The Burgsmüller has a “Blitz” action, a type in which the bottom plate carries the (fantastically complicated) lockwork.  The plate is fitted to the body of the receiver so closely that you can’t really see a seam between them at all.  But once the mounting screws had been removed the plate came out, carrying the guts of the action with it; and it was possible to remove the stock from the receiver intact.

A few pictures are shown to give an idea of how complicated this lockwork really is: three hammers (one for each barrel) a barrel selector lever, two triggers, and a safety catch, plus the lever to open the action by dropping the barrels. 

I had thought that after the decades the action parts might need a thorough cleaning, but in fact the “box” is so tight that the steel was clean, fresh, and as good as the day the gun left Burgsmüller’s plant.  All it got—or needed—was a thorough spray with WD-40 and a wipe-down before it was put in a box to await the return of the stock from John’s workshop.


Cheekpiece before and after

The checkering cleaned up

The major dings in the stock are no longer visible


He had said his process didn’t require sanding.  I asked him to take pictures at various stages and these are shown, along with images of the completed work off and on the gun.  John cleaned the wood and somehow removed the worst dings, visible in the image above.

The chip in the forend is gone


He polished off a gouge in the fore-end, freshened up the checkering (which had seven decades’ worth of sweat and dirt in between the diamonds) and applied a deep hand-rubbed oil finish. 

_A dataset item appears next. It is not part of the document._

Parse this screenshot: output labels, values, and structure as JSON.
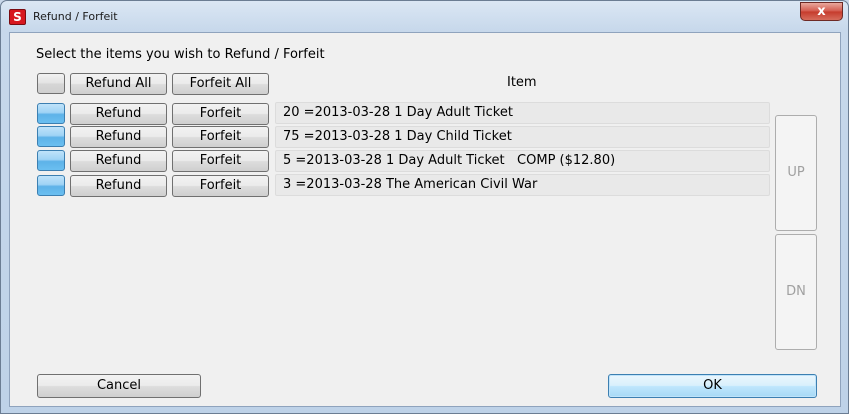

The final results were outstanding, as the pictures show.  Once the wood was returned I reassembled the gun and it’s ready for another 70 years in the field.


As mentioned above, there are those who would object to my having this work done, on the grounds that it “…will destroy the collector value.”  Now, there is “refinishing” and there is “restoration,” the latter term denoting a return of the piece to its original condition.  That’s the sort of thing Doug Turnbull does, and his prices for doing it are astronomically high.  Even though it would take—well, it would take Doug Turnbull—to tell if a gun has been “restored” to his standards, collectors will pay far less for something that has been so restored.  It’s inexplicable to me that a beaten-up, loose, out-of-time Colt Single Action Army with zero original finish is worth more to a collector of SAA’s than it would be had it gone through Turnbull’s shop and was as good as the day it left Hartford. Which is really more valuable: a rusted relic suitable only as a wall hanger, or a gun, a real gun, that can be used as it was intended to be used? 

There’s some truth in the “collector value” argument, but I counter it in this case with the knowledge that my drilling is NOT a collector’s gun, it’s a weapon for the hunter to use in the field.  Not to use it would in some respects be insulting to the memory of the superb craftsmen who made it; furthermore it would void the real reason for its existence.  It has no “provenance” to a famous person nor does it provide a physical connection to a major event in history.  To stick it in a safe to gather dust would make little sense, when by the expenditure of a few dollars I can have it ready for the next-generation hunter who will follow me. 

I can also give an example of a famous gun—connected to a famous person and a famous event—that has actually been through a restoration yet whose value is beyond calculation.  The H&H double rifle Theodore Roosevelt took to Africa on his famous 1909 safari is priceless, but it was sent to H&H for restoration in 1989 due to “significant deterioration” of some parts. In that year it went to Africa where Theodore Roosevelt IV used it to take a Cape Buffalo just as his ancestor had done.  Assuming some collector had the tens of millions of dollars it would take to buy TR’s gun (it is the most famous rifle in the world) would he spend more for it as it is now, or as it was before it underwent restoration?  Having had the privilege of handling that double rifle I can tell you what my choice would be.